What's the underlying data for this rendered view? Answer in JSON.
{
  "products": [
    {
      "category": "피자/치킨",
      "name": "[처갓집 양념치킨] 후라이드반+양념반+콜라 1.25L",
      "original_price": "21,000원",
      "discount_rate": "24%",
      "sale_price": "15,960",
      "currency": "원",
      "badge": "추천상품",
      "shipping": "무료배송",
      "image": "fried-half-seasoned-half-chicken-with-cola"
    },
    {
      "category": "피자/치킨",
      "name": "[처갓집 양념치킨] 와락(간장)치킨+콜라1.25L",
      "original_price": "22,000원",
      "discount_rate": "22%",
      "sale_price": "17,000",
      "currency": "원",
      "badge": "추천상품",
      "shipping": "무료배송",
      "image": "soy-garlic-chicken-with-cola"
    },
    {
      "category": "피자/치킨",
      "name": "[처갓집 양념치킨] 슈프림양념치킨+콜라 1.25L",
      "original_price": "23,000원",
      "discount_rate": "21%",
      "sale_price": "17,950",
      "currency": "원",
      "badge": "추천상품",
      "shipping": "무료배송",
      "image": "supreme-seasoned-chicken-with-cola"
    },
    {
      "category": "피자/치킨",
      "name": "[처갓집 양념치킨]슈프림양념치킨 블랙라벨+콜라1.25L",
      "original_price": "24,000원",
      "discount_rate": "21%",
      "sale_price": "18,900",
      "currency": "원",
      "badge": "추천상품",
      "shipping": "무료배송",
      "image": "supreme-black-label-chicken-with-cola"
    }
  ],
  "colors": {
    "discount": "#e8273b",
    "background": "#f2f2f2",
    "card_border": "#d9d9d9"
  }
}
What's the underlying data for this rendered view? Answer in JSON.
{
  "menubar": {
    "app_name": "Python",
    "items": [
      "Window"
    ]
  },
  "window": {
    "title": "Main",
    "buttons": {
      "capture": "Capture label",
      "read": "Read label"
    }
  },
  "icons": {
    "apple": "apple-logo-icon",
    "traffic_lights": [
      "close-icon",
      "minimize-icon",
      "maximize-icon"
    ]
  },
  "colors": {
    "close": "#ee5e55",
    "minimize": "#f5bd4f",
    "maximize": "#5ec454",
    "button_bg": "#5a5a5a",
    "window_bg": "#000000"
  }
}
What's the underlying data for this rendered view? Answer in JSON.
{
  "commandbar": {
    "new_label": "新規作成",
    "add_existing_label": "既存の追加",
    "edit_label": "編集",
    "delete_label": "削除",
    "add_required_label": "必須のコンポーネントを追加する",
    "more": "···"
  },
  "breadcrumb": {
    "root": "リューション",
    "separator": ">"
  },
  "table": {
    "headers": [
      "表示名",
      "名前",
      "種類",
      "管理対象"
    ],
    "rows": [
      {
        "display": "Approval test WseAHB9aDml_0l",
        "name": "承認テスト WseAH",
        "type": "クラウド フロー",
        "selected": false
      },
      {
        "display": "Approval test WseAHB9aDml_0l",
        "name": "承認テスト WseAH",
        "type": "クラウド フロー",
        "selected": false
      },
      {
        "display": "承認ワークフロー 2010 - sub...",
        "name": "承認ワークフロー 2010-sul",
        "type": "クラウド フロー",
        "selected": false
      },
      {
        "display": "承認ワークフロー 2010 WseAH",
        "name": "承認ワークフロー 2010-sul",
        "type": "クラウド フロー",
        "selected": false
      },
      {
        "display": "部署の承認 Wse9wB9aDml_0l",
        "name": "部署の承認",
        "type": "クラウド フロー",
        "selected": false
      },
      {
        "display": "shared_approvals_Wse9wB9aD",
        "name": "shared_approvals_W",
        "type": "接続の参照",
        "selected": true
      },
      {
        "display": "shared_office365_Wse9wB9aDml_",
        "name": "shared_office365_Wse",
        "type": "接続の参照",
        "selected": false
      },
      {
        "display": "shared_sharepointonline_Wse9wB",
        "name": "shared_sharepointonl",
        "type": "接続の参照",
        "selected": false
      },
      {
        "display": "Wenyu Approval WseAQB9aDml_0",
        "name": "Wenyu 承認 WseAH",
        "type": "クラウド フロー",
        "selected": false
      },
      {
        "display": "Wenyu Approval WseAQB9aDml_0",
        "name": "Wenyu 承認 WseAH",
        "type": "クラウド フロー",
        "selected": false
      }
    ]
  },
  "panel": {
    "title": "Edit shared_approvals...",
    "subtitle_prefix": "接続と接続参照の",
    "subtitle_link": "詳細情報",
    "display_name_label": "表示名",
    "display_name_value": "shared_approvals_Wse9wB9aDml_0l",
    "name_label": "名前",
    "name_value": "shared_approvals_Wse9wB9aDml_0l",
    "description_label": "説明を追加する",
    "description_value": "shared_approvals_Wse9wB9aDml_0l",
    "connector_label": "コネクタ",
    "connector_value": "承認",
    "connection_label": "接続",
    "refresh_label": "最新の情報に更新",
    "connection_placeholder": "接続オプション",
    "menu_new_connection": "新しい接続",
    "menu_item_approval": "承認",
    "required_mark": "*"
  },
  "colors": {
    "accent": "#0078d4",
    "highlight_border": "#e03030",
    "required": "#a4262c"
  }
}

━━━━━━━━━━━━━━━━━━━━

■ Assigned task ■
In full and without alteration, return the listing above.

■ Worked solution ■
What's the underlying data for this rendered view? Answer in JSON.
{
  "products": [
    {
      "category": "피자/치킨",
      "name": "[처갓집 양념치킨] 후라이드반+양념반+콜라 1.25L",
      "original_price": "21,000원",
      "discount_rate": "24%",
      "sale_price": "15,960",
      "currency": "원",
      "badge": "추천상품",
      "shipping": "무료배송",
      "image": "fried-half-seasoned-half-chicken-with-cola"
    },
    {
      "category": "피자/치킨",
      "name": "[처갓집 양념치킨] 와락(간장)치킨+콜라1.25L",
      "original_price": "22,000원",
      "discount_rate": "22%",
      "sale_price": "17,000",
      "currency": "원",
      "badge": "추천상품",
      "shipping": "무료배송",
      "image": "soy-garlic-chicken-with-cola"
    },
    {
      "category": "피자/치킨",
      "name": "[처갓집 양념치킨] 슈프림양념치킨+콜라 1.25L",
      "original_price": "23,000원",
      "discount_rate": "21%",
      "sale_price": "17,950",
      "currency": "원",
      "badge": "추천상품",
      "shipping": "무료배송",
      "image": "supreme-seasoned-chicken-with-cola"
    },
    {
      "category": "피자/치킨",
      "name": "[처갓집 양념치킨]슈프림양념치킨 블랙라벨+콜라1.25L",
      "original_price": "24,000원",
      "discount_rate": "21%",
      "sale_price": "18,900",
      "currency": "원",
      "badge": "추천상품",
      "shipping": "무료배송",
      "image": "supreme-black-label-chicken-with-cola"
    }
  ],
  "colors": {
    "discount": "#e8273b",
    "background": "#f2f2f2",
    "card_border": "#d9d9d9"
  }
}
What's the underlying data for this rendered view? Answer in JSON.
{
  "menubar": {
    "app_name": "Python",
    "items": [
      "Window"
    ]
  },
  "window": {
    "title": "Main",
    "buttons": {
      "capture": "Capture label",
      "read": "Read label"
    }
  },
  "icons": {
    "apple": "apple-logo-icon",
    "traffic_lights": [
      "close-icon",
      "minimize-icon",
      "maximize-icon"
    ]
  },
  "colors": {
    "close": "#ee5e55",
    "minimize": "#f5bd4f",
    "maximize": "#5ec454",
    "button_bg": "#5a5a5a",
    "window_bg": "#000000"
  }
}
What's the underlying data for this rendered view? Answer in JSON.
{
  "commandbar": {
    "new_label": "新規作成",
    "add_existing_label": "既存の追加",
    "edit_label": "編集",
    "delete_label": "削除",
    "add_required_label": "必須のコンポーネントを追加する",
    "more": "···"
  },
  "breadcrumb": {
    "root": "リューション",
    "separator": ">"
  },
  "table": {
    "headers": [
      "表示名",
      "名前",
      "種類",
      "管理対象"
    ],
    "rows": [
      {
        "display": "Approval test WseAHB9aDml_0l",
        "name": "承認テスト WseAH",
        "type": "クラウド フロー",
        "selected": false
      },
      {
        "display": "Approval test WseAHB9aDml_0l",
        "name": "承認テスト WseAH",
        "type": "クラウド フロー",
        "selected": false
      },
      {
        "display": "承認ワークフロー 2010 - sub...",
        "name": "承認ワークフロー 2010-sul",
        "type": "クラウド フロー",
        "selected": false
      },
      {
        "display": "承認ワークフロー 2010 WseAH",
        "name": "承認ワークフロー 2010-sul",
        "type": "クラウド フロー",
        "selected": false
      },
      {
        "display": "部署の承認 Wse9wB9aDml_0l",
        "name": "部署の承認",
        "type": "クラウド フロー",
        "selected": false
      },
      {
        "display": "shared_approvals_Wse9wB9aD",
        "name": "shared_approvals_W",
        "type": "接続の参照",
        "selected": true
      },
      {
        "display": "shared_office365_Wse9wB9aDml_",
        "name": "shared_office365_Wse",
        "type": "接続の参照",
        "selected": false
      },
      {
        "display": "shared_sharepointonline_Wse9wB",
        "name": "shared_sharepointonl",
        "type": "接続の参照",
        "selected": false
      },
      {
        "display": "Wenyu Approval WseAQB9aDml_0",
        "name": "Wenyu 承認 WseAH",
        "type": "クラウド フロー",
        "selected": false
      },
      {
        "display": "Wenyu Approval WseAQB9aDml_0",
        "name": "Wenyu 承認 WseAH",
        "type": "クラウド フロー",
        "selected": false
      }
    ]
  },
  "panel": {
    "title": "Edit shared_approvals...",
    "subtitle_prefix": "接続と接続参照の",
    "subtitle_link": "詳細情報",
    "display_name_label": "表示名",
    "display_name_value": "shared_approvals_Wse9wB9aDml_0l",
    "name_label": "名前",
    "name_value": "shared_approvals_Wse9wB9aDml_0l",
    "description_label": "説明を追加する",
    "description_value": "shared_approvals_Wse9wB9aDml_0l",
    "connector_label": "コネクタ",
    "connector_value": "承認",
    "connection_label": "接続",
    "refresh_label": "最新の情報に更新",
    "connection_placeholder": "接続オプション",
    "menu_new_connection": "新しい接続",
    "menu_item_approval": "承認",
    "required_mark": "*"
  },
  "colors": {
    "accent": "#0078d4",
    "highlight_border": "#e03030",
    "required": "#a4262c"
  }
}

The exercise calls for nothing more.